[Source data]
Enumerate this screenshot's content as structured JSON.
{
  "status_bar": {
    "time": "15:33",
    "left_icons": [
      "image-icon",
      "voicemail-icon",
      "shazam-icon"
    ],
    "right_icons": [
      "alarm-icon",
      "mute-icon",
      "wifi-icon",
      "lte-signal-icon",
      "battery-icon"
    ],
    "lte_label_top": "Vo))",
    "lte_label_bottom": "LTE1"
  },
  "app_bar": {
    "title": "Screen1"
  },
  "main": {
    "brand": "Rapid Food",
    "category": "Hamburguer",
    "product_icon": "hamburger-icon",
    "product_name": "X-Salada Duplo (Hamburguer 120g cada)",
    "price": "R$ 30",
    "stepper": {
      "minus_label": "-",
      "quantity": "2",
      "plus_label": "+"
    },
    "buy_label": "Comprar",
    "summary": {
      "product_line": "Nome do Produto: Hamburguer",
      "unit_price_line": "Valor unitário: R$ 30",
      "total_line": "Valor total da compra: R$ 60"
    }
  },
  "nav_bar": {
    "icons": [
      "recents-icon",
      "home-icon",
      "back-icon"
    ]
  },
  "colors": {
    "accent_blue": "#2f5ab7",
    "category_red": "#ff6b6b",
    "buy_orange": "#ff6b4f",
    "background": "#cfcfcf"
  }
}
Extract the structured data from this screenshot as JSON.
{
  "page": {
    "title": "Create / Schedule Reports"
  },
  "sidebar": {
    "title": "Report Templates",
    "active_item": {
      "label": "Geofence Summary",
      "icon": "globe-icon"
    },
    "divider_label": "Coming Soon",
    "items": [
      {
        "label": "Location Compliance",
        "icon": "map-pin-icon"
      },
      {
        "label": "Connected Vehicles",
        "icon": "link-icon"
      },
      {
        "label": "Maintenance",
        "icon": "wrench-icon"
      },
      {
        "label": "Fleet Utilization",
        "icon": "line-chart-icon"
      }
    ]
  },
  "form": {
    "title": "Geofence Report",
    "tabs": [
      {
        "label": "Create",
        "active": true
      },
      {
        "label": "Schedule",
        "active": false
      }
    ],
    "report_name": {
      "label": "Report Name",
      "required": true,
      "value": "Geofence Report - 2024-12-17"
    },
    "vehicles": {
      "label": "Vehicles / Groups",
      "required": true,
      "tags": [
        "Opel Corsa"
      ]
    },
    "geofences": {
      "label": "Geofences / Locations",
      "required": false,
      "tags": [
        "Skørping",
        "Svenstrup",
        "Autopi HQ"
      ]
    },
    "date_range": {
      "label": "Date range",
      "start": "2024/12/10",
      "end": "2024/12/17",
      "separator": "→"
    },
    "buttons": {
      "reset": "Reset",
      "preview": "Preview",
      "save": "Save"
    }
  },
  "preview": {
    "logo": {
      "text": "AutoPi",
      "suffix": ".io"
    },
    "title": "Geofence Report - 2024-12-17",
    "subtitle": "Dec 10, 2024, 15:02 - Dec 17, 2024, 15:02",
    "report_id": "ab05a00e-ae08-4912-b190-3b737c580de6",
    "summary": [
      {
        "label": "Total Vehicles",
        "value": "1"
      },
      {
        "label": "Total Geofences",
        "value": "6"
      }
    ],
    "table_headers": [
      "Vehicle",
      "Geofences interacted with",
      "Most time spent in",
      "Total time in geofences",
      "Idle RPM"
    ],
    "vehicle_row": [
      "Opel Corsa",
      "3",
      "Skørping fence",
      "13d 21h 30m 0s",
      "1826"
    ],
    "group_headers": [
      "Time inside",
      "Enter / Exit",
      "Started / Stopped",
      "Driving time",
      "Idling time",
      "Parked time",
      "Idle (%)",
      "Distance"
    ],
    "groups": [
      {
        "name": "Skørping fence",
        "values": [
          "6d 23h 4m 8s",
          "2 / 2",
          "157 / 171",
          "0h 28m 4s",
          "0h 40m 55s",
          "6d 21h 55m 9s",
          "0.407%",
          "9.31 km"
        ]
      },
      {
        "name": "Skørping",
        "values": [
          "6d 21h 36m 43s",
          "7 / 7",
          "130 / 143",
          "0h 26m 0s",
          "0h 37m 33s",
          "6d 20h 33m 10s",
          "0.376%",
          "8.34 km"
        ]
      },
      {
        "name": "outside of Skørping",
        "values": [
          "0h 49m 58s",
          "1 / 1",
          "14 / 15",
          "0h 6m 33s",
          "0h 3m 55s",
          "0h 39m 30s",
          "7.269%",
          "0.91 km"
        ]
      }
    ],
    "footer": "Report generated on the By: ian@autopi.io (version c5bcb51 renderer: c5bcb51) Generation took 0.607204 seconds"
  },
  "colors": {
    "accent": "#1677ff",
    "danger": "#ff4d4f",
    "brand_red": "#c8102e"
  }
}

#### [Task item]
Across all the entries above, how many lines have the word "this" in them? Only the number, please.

#### [Worked solution]
2